**WHAT YOU ARE ASKED TO DO**:
Take every line containing "adhere" out of the records.

(Data records for software interfaces)
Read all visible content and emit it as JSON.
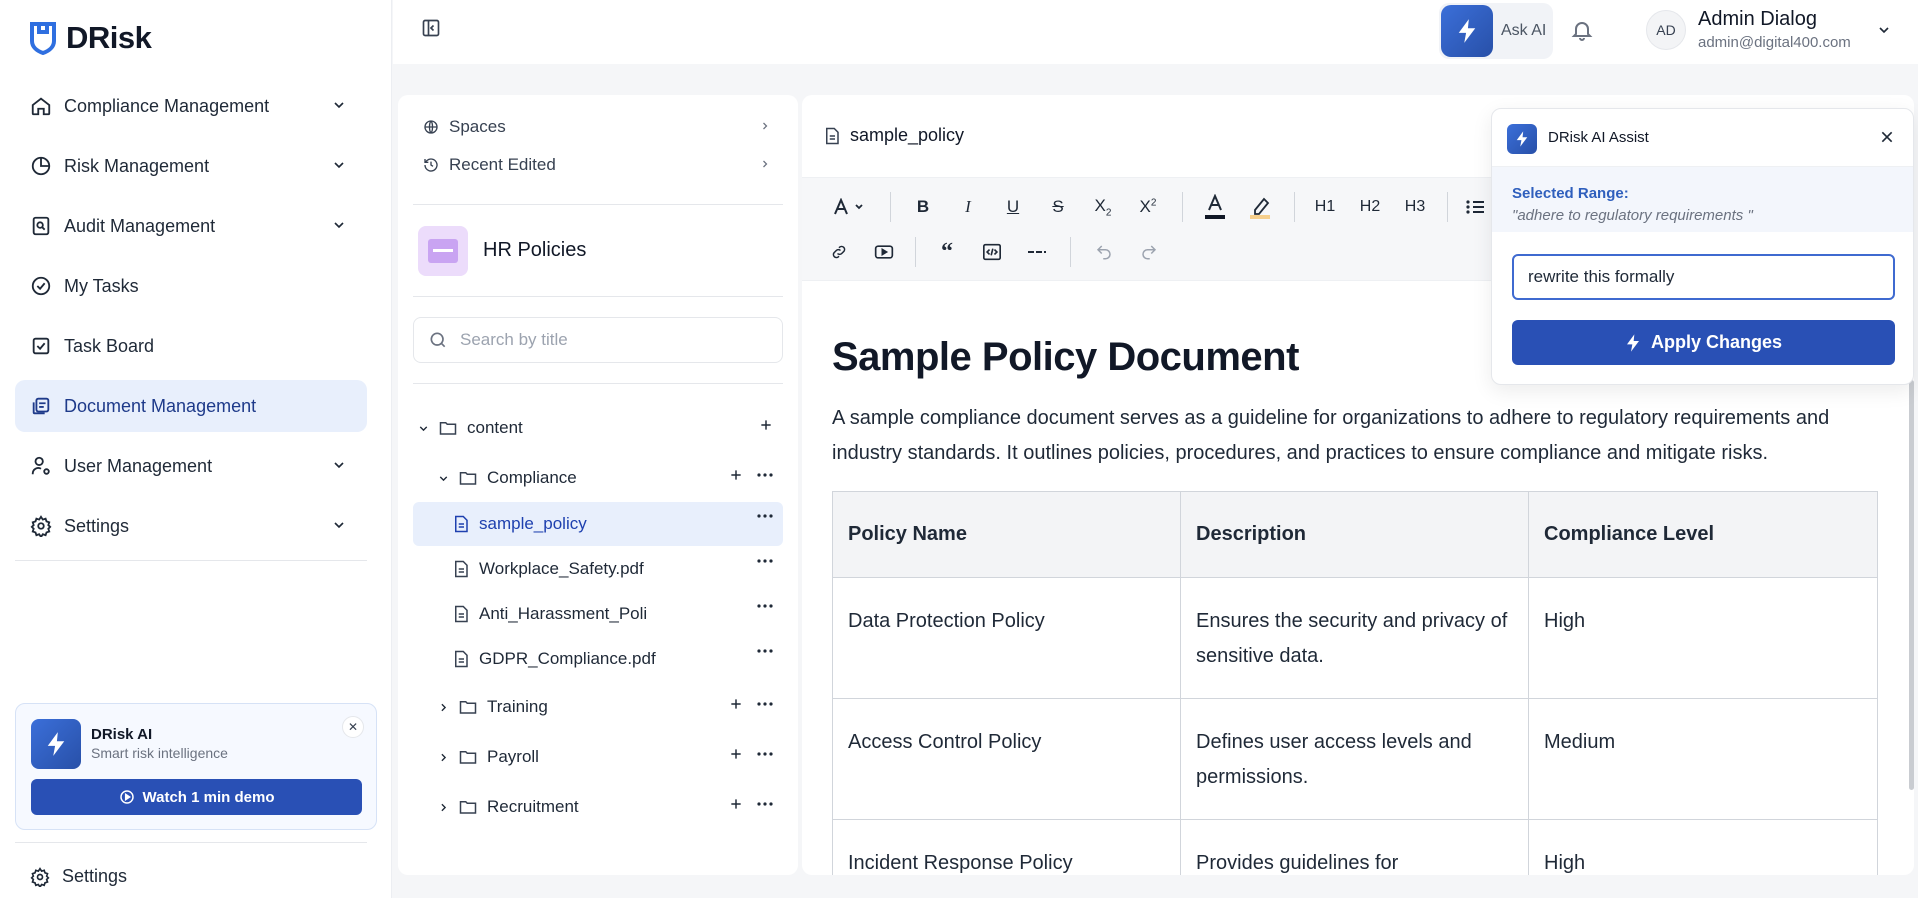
{
  "brand": {
    "name": "DRisk"
  },
  "sidebar": {
    "items": [
      {
        "label": "Compliance Management",
        "icon": "home-icon",
        "expandable": true
      },
      {
        "label": "Risk Management",
        "icon": "pie-chart-icon",
        "expandable": true
      },
      {
        "label": "Audit Management",
        "icon": "audit-search-icon",
        "expandable": true
      },
      {
        "label": "My Tasks",
        "icon": "check-circle-icon",
        "expandable": false
      },
      {
        "label": "Task Board",
        "icon": "check-square-icon",
        "expandable": false
      },
      {
        "label": "Document Management",
        "icon": "documents-icon",
        "expandable": false,
        "active": true
      },
      {
        "label": "User Management",
        "icon": "user-gear-icon",
        "expandable": true
      },
      {
        "label": "Settings",
        "icon": "gear-icon",
        "expandable": true
      }
    ],
    "ai_card": {
      "title": "DRisk AI",
      "subtitle": "Smart risk intelligence",
      "button": "Watch 1 min demo"
    },
    "bottom_settings": "Settings"
  },
  "topbar": {
    "ask_ai": "Ask AI",
    "user": {
      "initials": "AD",
      "name": "Admin Dialog",
      "email": "admin@digital400.com"
    }
  },
  "tree": {
    "links": [
      "Spaces",
      "Recent Edited"
    ],
    "space_title": "HR Policies",
    "search_placeholder": "Search by title",
    "nodes": [
      {
        "label": "content",
        "type": "folder",
        "expanded": true
      },
      {
        "label": "Compliance",
        "type": "folder",
        "expanded": true
      },
      {
        "label": "sample_policy",
        "type": "file",
        "selected": true
      },
      {
        "label": "Workplace_Safety.pdf",
        "type": "file"
      },
      {
        "label": "Anti_Harassment_Poli",
        "type": "file"
      },
      {
        "label": "GDPR_Compliance.pdf",
        "type": "file"
      },
      {
        "label": "Training",
        "type": "folder",
        "expanded": false
      },
      {
        "label": "Payroll",
        "type": "folder",
        "expanded": false
      },
      {
        "label": "Recruitment",
        "type": "folder",
        "expanded": false
      }
    ]
  },
  "editor": {
    "filename": "sample_policy",
    "toolbar": {
      "heading1": "H1",
      "heading2": "H2",
      "heading3": "H3"
    },
    "doc": {
      "title": "Sample Policy Document",
      "paragraph": "A sample compliance document serves as a guideline for organizations to adhere to regulatory requirements and industry standards. It outlines policies, procedures, and practices to ensure compliance and mitigate risks.",
      "table": {
        "headers": [
          "Policy Name",
          "Description",
          "Compliance Level"
        ],
        "rows": [
          [
            "Data Protection Policy",
            "Ensures the security and privacy of sensitive data.",
            "High"
          ],
          [
            "Access Control Policy",
            "Defines user access levels and permissions.",
            "Medium"
          ],
          [
            "Incident Response Policy",
            "Provides guidelines for",
            "High"
          ]
        ]
      }
    }
  },
  "assist": {
    "title": "DRisk AI Assist",
    "range_label": "Selected Range:",
    "range_text": "\"adhere to regulatory requirements \"",
    "input_value": "rewrite this formally",
    "apply_label": "Apply Changes"
  }
}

**ANSWER TO THIS EXERCISE**:
      "paragraph": "A sample compliance document serves as a guideline for organizations to adhere to regulatory requirements and industry standards. It outlines policies, procedures, and practices to ensure compliance and mitigate risks.",
    "range_text": "\"adhere to regulatory requirements \"",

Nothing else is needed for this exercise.